A decade ago, the small Minneapolis ad agency Kruskopf & Co. lit the fire that popularized No Name Steaks.

Now KC is being asked to do it again.

"We had a really good experience with them the first time and they just seemed to be the perfect choice to re-energize the brand with our consumer base," said Mike Hageman, president of J&B Group, the St. Michael, Minn.-based manufacturer of the No Name line of food products.

To sell No Name Steaks — and services for brands ranging from Prairie Stone Pharmacy and Sonus hearing products — KC uses its self-defined mission to find "one simple truth" about a brand and capitalize on that.

Their past work is even credited with helping elect Jesse Ventura as governor, with an attention-getting TV spot in which he posed strategically naked as "The Thinker," a famous French sculpture.

The one simple truth in the long-shot Ventura campaign?

"Politics is B.S.," said agency co-founder Sue Kruskopf. "It was Jesse 'The Body' vs. Jesse 'The Mind.' We just went with our gut and it worked."

When the Kruskopf agency took No Name Steaks as a client the first time, there was consumer confusion over the brand. Why didn't it have a name? Was it a generic piece of beef?

So the Kruskopf folks went back to the roots of No Name Steaks in South St. Paul, found the original butcher who came up with the cut of meat and created a TV ad showing four actor/butchers standing over a carving table after the store had closed, test-tasting a tender-looking medium-rare piece of steak and trying to come up with a name for the cut, which they couldn't do.

The ad became known as the "No Name Butchers" and highlighted a media campaign that included billboards that said, "Perfect for 'dad's-turn-to-cook' night."

"That's when sales took off," said Hageman, whose J&B Group will do more than $700 million in sales this year.

KC's new work for the No Name brand, which also includes chicken, seafood, bacon and meatballs, is in the research and development stage. A media campaign is scheduled to be rolled out next spring to coincide with the grilling season.

"We know that the 'No Name Butchers' still resonate with consumers. The story behind the brand was about the quality of the steaks," Kruskopf said. "We need to show what the product can be and what it should not be."

The Kruskopf agency prides itself on a "no B.S." approach to client needs.

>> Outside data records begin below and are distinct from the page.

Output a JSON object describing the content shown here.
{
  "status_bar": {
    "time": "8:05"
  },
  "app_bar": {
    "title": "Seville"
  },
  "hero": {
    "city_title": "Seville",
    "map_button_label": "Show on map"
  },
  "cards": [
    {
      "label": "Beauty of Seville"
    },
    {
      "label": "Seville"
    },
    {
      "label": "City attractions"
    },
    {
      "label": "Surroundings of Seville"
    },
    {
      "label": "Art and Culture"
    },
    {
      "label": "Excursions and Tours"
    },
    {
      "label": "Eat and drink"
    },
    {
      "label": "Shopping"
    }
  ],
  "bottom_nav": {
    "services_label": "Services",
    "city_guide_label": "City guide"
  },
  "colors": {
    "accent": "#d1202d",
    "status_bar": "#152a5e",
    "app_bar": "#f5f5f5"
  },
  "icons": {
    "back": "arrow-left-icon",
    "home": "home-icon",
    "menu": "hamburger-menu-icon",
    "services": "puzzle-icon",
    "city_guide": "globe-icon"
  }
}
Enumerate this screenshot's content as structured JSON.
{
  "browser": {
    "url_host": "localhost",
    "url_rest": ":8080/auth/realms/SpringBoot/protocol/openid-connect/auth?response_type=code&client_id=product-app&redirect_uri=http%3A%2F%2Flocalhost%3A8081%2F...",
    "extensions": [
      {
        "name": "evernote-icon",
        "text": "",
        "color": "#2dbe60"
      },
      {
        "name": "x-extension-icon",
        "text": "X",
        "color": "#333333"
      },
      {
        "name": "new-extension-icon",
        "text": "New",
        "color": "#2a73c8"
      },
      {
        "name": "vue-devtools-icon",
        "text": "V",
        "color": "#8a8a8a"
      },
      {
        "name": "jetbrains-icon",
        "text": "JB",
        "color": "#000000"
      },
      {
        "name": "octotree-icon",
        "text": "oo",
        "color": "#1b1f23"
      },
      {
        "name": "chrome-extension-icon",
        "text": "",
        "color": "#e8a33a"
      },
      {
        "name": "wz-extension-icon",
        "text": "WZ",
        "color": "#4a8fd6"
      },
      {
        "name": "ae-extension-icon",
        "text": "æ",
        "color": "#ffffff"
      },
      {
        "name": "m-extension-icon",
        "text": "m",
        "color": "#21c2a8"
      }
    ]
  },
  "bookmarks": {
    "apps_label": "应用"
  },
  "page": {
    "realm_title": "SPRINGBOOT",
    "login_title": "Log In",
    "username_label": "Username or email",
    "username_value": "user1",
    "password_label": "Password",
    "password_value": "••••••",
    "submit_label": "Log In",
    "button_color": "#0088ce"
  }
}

"We don't hire prima donnas. It's about everyone rolling up their shirtsleeves. We don't want B.S. in the workplace. That's why we left [the big-agency world]," Kruskopf said. "If we could rid the world of B.S., think how much happier the world would be."

KC's client list ranges from 3M to Cost Cutters to Plasti Dip, a rubberized coating originally used to coat tool handles.

For 3M, KC provided the early marketing for the company's line of privacy filters for computer screens.

The agency came up with the term "visual hacking" to describe the threat to laptop users in public places. To illustrate the issue, KC developed advertisements showing airline passengers furtively looking over the shoulder of a computer user sitting in the middle seat. "Keep wandering eyes off your laptop," the ad said. "Now you see it, now they don't."

Now 3M is running Round 2 in its laptop security campaign, with top corporate executives as its target audience.

"The C-Suite doesn't see the problem or the need for privacy because they are focused on physical hacking," said Dean Huff, KC's president. "We have to get them focused on visual hacking. It's real and it happens every day."

With Plasti Dip, KC learned that the Blaine-based company has a solid core of brand users who have taken the product far beyond its tool-handle origins and have even customized cars with the rubberized coating. KC named those users "Dipheads."

"When you embrace that group, it becomes Dipheads Unite," said Huff. "Plasti Dip has a quirky quality to it. You don't want it to be too fancy or it won't be true to its loyal customers."

A series of TV spots for Cost Cutters pictured consumers in a salon chair explaining in detail how they want their hair cut to a totally disinterested stylist. "Does your stylist really listen to you?" the ad asked.

KC, which used to be known as Kruskopf Coontz but lives by the abbreviation KC, is staffed with about 30 people located in the downtown Flour Exchange building. Kruskopf declined to reveal agency revenue but did note that income is on pace to increase 30 percent year over year in 2014.

"Truth is facts plus insight," said Kruskopf, who started the agency in 1988 with the late John Olson, who went on to lead his own agency, Olson. "Facts are things you know but facts are not emotional. Truth has soul and that's what it's all about."